Most military families will move every three years. The result for working military spouses? Time gaps and employment lapses on their resumes. Of the many military spouses in the workforce, more than 30% are in careers that require a state-based professional license or certification to practice.
And these credentials are rarely transferable when a military spouse moves to a new state. Despite many legislative and grassroots efforts, time-consuming and expensive upkeep of licenses and certifications remains a barrier for working military spouses everywhere.
Military spouses are no strangers to being their own best advocates. Licensing and certification is no different. Our Take Action Guide provides a step-by-step process for how to get involved.
Why Relicensing Is a Problem
It's time consuming
Researching a new state’s eligibility and other requirements; studying for and taking tests to obtain a new license (then waiting for results); taking additional required courses before being eligible to apply for a license: the process for a spouse to stay current with professional credentials is daunting.
Military spouses earn 26.8% less in income than their non-military counterparts, which adds up to $12,374 per year in lost wages. These licensing and credentialing barriers keep military spouses out of the job market longer and can negatively affect future employment.
The barriers faced by military spouses trying to obtain a new license or certification in each new state is not only damaging to his or her career, it hurts the entire military family by eroding the financial stability that comes with a second income.
Costly fees associated with additional courses, renewing, testing, and transferring professional licenses and certifications range from hundreds to thousands of dollars, making it difficult for military spouses to enter the workforce in their new state, and ultimately provide needed income for their families.
Interstate Compacts Provide Relief
Occupational interstate compacts are agreements between professional associations, occupational licensing boards, and other state boards designed to ease the burden on transient professionals, like military spouses, who want to stay employed even after a required military move across state lines.

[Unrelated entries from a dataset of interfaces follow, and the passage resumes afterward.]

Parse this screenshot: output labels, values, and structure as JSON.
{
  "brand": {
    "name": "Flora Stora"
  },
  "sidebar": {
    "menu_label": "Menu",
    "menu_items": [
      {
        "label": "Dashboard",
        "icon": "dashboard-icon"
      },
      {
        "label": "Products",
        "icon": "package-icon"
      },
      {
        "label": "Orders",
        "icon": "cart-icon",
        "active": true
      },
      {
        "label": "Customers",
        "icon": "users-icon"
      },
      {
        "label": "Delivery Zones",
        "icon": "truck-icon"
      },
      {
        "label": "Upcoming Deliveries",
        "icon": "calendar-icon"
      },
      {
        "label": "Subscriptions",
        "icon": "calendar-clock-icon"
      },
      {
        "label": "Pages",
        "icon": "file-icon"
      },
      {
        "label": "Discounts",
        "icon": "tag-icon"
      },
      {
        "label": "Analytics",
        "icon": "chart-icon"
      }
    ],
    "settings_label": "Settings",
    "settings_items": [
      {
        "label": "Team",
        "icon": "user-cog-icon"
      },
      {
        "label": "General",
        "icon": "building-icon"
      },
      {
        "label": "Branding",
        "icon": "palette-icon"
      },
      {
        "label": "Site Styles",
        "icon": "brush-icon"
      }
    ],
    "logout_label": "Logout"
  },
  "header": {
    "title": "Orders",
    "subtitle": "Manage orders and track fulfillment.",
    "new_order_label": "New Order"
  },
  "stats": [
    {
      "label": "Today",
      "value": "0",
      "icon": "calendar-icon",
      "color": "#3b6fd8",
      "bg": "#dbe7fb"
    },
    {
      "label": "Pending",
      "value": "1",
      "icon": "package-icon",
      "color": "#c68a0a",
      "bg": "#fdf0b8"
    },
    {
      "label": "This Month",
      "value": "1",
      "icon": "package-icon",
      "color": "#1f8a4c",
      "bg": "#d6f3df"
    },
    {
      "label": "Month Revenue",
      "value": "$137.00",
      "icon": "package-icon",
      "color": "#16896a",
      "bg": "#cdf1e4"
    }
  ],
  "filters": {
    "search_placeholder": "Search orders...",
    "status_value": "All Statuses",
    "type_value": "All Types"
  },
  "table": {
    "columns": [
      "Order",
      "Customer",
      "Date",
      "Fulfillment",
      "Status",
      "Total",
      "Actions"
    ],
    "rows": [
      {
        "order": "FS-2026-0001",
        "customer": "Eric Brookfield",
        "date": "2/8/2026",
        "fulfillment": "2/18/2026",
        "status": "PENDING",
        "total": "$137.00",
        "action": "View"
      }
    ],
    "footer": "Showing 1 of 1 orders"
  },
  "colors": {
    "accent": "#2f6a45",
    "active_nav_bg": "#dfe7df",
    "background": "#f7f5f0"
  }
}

Interstate compacts allow a military spouse with an occupational license or certification in one compact state to practice in another participating state through “privilege to practice” policies. States can voluntarily sign onto each compact to allow spouses to take advantage of the state-to-state reciprocity.